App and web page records

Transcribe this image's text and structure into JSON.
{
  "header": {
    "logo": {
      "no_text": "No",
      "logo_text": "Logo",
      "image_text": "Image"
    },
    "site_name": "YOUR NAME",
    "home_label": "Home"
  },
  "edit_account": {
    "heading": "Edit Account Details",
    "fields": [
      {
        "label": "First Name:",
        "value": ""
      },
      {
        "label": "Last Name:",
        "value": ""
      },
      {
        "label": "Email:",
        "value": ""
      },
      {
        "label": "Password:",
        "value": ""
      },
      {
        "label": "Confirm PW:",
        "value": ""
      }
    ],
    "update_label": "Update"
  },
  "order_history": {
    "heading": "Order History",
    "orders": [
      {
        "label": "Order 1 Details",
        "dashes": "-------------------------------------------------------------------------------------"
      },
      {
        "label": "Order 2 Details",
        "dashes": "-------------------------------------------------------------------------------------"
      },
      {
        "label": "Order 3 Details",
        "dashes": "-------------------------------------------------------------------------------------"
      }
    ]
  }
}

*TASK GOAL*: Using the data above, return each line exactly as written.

*RESULT OF THE EXERCISE*:
Transcribe this image's text and structure into JSON.
{
  "header": {
    "logo": {
      "no_text": "No",
      "logo_text": "Logo",
      "image_text": "Image"
    },
    "site_name": "YOUR NAME",
    "home_label": "Home"
  },
  "edit_account": {
    "heading": "Edit Account Details",
    "fields": [
      {
        "label": "First Name:",
        "value": ""
      },
      {
        "label": "Last Name:",
        "value": ""
      },
      {
        "label": "Email:",
        "value": ""
      },
      {
        "label": "Password:",
        "value": ""
      },
      {
        "label": "Confirm PW:",
        "value": ""
      }
    ],
    "update_label": "Update"
  },
  "order_history": {
    "heading": "Order History",
    "orders": [
      {
        "label": "Order 1 Details",
        "dashes": "-------------------------------------------------------------------------------------"
      },
      {
        "label": "Order 2 Details",
        "dashes": "-------------------------------------------------------------------------------------"
      },
      {
        "label": "Order 3 Details",
        "dashes": "-------------------------------------------------------------------------------------"
      }
    ]
  }
}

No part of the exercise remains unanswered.